How do we spend our outreach budget?  When do I hire a new pastor?  What do I look for in an administrative assistant?  What role should technology play in our church?  How do we reach a certain demographic?

Next time, I will explain a bit about myself and how the Church Strategy blog came to be.

One of the joys of having this blog is that you honor me by sending me questions about your own churches and your own situations.  Sometimes I have a reasonable answer; other times I am as stumped as you are, but have the chance to pray with you for your church.

Question 1: “What do I do when a pastor divides a church?” My former CEO, Tom Monahan, used to say, “When you aren’t getting along with someone, first, assume that they’re good, and assume that they’re smart.  And then ask yourself why they’re behaving as they are.”  In church, it’s amazing how quickly God’s people will impute motives to one another.

In this question from a reader, there’s an assumption that I hope she can verify: That the pastor is willfully creating a division in the church.  That doesn’t seem to be in any pastor’s interest, so let’s assume that he’s good and that he’s smart, and see where we land.  I have two theories:

  1. He might be making a doctrinal point that some in the congregation disagree with.  That’s not divisive; that’s his job.  You’re paying him to teach the Word; sometimes you’ll love what it says; sometimes you’ll hate it.
  2. He might be pursuing a strategy that you disagree with.  Good strategy is 10% about saying “Yes” to the right things, and 90% about saying “No” to the wrong things.  If something isn’t consistent with the direction the pastor is called to lead the congregation, then, yes, it’s going to feel like divisiveness to you.

For this reader, I have four steps:

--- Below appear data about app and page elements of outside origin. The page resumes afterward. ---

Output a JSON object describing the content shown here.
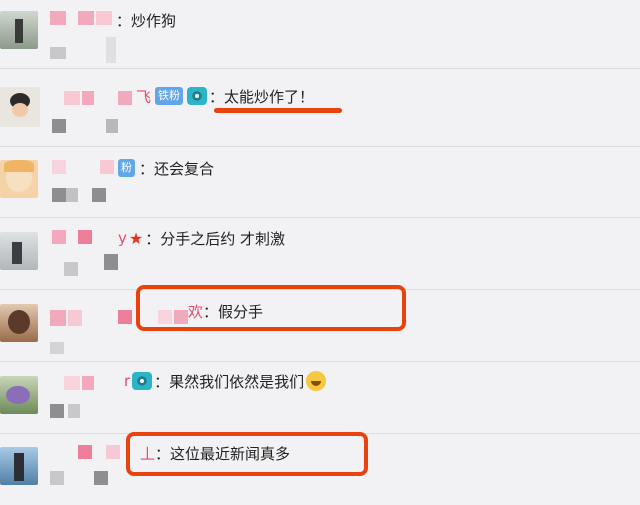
{
  "comments": [
    {
      "name_fragment": "",
      "text": "：炒作狗"
    },
    {
      "name_fragment": "飞",
      "badge": "铁粉",
      "text": "：太能炒作了！"
    },
    {
      "name_fragment": "",
      "badge": "粉",
      "text": "：还会复合"
    },
    {
      "name_fragment": "y",
      "text": "：分手之后约 才刺激"
    },
    {
      "name_fragment": "欢",
      "text": "：假分手"
    },
    {
      "name_fragment": "",
      "text": "：果然我们依然是我们"
    },
    {
      "name_fragment": "丄",
      "text": "：这位最近新闻真多"
    }
  ],
  "icons": {
    "camera": "camera-icon",
    "star": "star-icon",
    "laugh": "laugh-cry-emoji-icon"
  },
  "colors": {
    "highlight": "#e8420f",
    "badge": "#63a6e8",
    "mosaic_pink": "#f3a9bd",
    "mosaic_gray": "#a6a6a8"
  }
}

  1. Pray up. It’s amazing how many times we get upset about things and then, in our still, quiet times with God, He gently corrects us.  Keep this before the Lord for at least a week before speaking with your pastor.
  2. Think up. Something the pastor is doing is touching you at an emotional level.  Before going to the pastor, figure out, “What is it about ME that is so frustrated by this?”
  3. Speak up. Not to others, not to me, but to the pastor.  Matthew 18 couldn’t be more clear about how to handle things when you feel someone is at fault.  If he agrees with you, you’ve won.  If he doesn’t, you need to understand that you’re under authority.  God, through your elders or denomination, called him to lead your congregation.  Following his leadership when you agree is easy; it’s not really following at all.  But how do you follow when you disagree?  That’s the mark of your submission to the authority God has appointed.
  4. Shut up. I know enough church people to know that this is the point where they start talking to one another.  Oh, it’s never gossip; it’s just “something that’s been on my heart” or “something I wanted you to pray about.”  Because those are loopholes Scripture allows, right?  Remember that Christ indwells your pastor; if you are talking trash about your pastor – even behind your spiritual veneer – you are talking trash about Christ.
  5. Move on. If the issue is so egregious that you believe God is calling you to break fellowship and find another community with which to worship, do so carefully and quietly.  You don’t need to tell people your reasons for leaving; you don’t need to give a big farewell address.  God has simply called you to another place.

Next time, I’ll dip into the mailbag again!  And let me know how you would respond, or what the question is that you’re facing by e-mailing